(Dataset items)
____________

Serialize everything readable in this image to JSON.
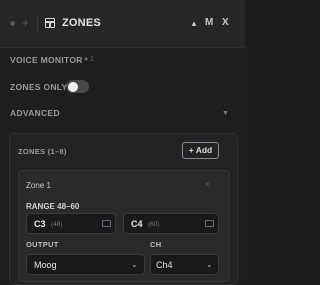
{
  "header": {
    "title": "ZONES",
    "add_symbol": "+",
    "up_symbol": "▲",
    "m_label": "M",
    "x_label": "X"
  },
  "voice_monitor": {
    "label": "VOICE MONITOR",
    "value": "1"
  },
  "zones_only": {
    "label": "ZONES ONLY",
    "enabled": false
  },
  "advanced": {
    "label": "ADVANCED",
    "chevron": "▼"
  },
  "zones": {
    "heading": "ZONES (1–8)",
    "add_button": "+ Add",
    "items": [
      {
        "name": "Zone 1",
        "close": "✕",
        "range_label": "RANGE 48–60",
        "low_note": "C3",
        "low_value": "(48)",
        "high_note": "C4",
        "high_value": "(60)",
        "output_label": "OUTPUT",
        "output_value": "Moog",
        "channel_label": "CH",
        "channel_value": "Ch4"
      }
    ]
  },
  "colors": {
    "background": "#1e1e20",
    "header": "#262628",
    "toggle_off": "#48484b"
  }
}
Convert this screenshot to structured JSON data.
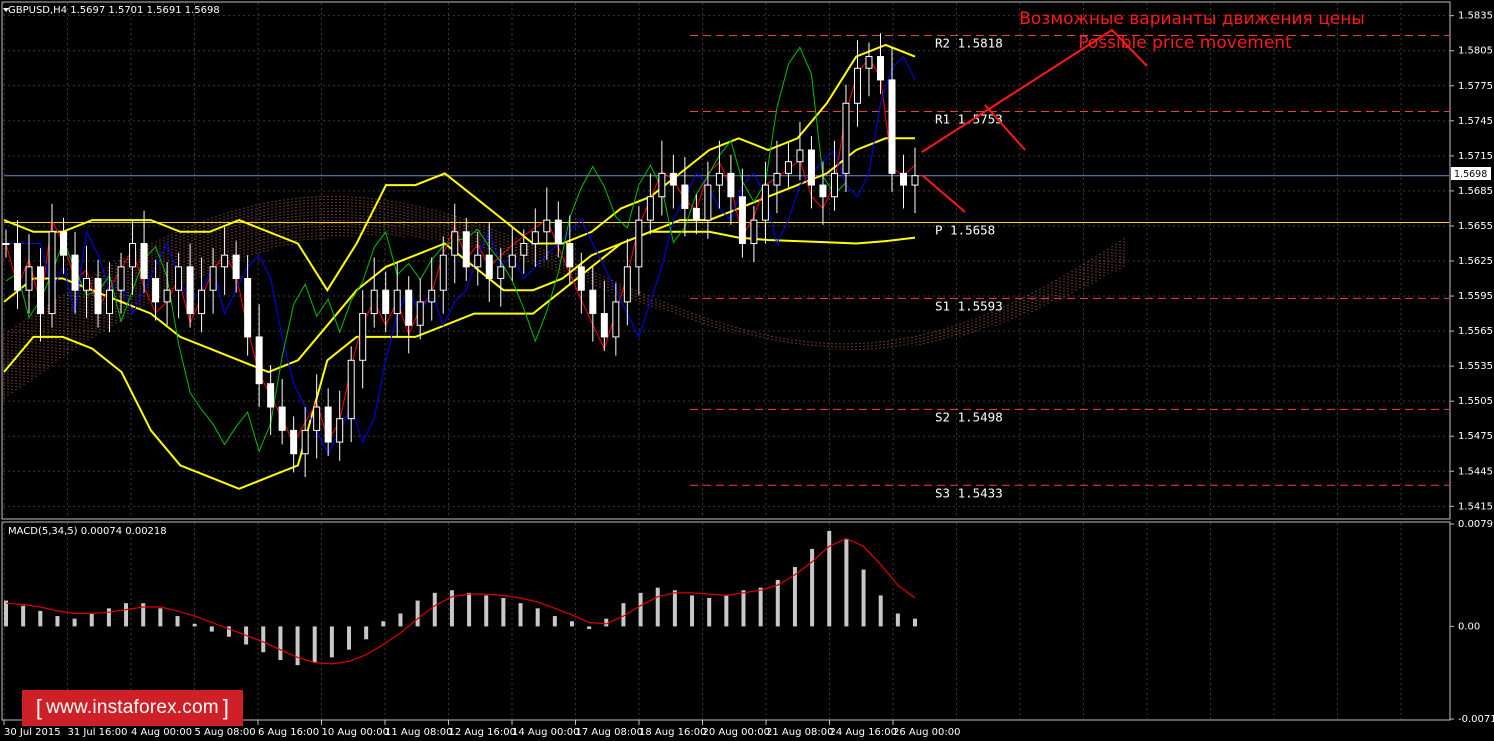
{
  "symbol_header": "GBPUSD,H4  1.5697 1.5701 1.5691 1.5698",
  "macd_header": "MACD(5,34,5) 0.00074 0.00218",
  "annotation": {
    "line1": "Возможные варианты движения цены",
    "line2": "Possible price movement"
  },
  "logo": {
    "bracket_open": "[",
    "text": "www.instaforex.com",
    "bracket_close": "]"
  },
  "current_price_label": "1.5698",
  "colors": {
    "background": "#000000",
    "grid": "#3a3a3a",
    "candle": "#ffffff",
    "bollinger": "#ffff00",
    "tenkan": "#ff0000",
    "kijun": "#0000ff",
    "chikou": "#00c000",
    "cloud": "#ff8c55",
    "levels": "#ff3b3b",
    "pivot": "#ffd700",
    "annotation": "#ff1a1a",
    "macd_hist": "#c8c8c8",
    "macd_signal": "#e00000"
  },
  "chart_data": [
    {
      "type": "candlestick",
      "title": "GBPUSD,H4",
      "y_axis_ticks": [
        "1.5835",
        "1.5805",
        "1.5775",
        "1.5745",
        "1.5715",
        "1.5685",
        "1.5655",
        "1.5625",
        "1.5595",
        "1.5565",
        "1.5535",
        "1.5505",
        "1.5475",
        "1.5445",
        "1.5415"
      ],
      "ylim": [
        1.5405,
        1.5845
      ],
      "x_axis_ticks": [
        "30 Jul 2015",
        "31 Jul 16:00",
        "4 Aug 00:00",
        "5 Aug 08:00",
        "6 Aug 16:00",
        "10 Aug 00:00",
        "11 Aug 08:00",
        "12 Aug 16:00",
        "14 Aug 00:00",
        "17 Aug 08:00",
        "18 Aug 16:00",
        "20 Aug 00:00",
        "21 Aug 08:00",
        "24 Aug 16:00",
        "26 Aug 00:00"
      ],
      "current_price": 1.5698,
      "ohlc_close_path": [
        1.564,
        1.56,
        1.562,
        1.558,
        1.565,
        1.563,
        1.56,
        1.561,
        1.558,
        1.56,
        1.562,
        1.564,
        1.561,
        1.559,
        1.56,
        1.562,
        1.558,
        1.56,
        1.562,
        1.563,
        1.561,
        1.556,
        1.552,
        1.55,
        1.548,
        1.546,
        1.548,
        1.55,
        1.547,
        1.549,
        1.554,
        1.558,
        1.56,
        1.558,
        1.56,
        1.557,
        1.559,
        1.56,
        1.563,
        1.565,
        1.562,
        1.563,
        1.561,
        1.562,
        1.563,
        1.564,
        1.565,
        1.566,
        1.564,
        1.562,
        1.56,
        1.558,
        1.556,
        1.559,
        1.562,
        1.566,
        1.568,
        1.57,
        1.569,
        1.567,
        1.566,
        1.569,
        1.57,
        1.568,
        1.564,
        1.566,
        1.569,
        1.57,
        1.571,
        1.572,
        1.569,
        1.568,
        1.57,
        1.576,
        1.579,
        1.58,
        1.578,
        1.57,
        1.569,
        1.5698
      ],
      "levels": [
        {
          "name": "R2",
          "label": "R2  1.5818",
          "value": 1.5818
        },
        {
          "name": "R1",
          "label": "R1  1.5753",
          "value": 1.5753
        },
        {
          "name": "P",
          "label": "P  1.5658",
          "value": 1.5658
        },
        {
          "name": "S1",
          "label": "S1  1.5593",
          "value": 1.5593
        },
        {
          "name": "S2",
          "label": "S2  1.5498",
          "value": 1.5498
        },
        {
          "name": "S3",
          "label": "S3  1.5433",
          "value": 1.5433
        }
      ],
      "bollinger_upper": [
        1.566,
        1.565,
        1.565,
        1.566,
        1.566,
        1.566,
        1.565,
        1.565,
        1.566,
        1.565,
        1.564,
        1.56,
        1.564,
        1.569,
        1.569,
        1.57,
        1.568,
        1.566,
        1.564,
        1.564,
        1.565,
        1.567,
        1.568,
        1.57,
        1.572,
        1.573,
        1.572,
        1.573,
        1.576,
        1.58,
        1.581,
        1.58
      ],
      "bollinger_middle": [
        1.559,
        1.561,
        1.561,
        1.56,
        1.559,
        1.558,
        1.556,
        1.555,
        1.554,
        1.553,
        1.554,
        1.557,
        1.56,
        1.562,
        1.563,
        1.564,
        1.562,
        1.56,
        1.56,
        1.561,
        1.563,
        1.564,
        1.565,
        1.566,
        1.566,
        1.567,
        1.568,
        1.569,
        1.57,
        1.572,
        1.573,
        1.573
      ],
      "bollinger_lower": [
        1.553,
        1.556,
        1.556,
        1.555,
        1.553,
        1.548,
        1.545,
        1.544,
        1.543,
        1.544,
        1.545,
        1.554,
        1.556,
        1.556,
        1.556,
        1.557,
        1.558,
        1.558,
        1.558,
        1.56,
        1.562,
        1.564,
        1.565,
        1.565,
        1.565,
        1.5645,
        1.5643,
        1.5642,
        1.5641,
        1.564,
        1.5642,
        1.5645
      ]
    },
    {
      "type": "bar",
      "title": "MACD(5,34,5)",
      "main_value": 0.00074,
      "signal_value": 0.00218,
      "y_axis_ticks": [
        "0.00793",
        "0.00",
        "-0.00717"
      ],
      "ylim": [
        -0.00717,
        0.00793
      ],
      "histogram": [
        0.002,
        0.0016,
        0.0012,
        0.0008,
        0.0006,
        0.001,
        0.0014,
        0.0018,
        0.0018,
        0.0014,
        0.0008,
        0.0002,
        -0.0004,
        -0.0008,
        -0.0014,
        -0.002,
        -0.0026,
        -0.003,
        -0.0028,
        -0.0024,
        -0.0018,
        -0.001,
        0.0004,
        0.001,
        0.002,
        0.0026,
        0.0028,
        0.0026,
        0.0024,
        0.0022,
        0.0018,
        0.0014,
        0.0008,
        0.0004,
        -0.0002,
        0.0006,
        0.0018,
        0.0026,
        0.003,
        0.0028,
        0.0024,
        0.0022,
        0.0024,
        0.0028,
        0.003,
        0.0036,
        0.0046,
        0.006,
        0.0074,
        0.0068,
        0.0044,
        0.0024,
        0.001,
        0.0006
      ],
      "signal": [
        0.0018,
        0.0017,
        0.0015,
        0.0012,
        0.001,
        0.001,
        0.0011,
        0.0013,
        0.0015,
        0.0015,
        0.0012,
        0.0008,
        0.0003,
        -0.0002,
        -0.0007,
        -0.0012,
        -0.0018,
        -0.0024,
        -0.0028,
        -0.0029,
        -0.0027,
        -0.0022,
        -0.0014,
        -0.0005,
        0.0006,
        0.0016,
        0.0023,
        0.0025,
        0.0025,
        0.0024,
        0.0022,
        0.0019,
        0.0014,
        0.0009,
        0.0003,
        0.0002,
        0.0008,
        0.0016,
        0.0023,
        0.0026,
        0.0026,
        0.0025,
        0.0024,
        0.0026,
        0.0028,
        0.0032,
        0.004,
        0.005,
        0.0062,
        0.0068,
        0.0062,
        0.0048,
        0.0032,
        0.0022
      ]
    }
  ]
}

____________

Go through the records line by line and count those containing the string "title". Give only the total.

* Answer to the exercise: 3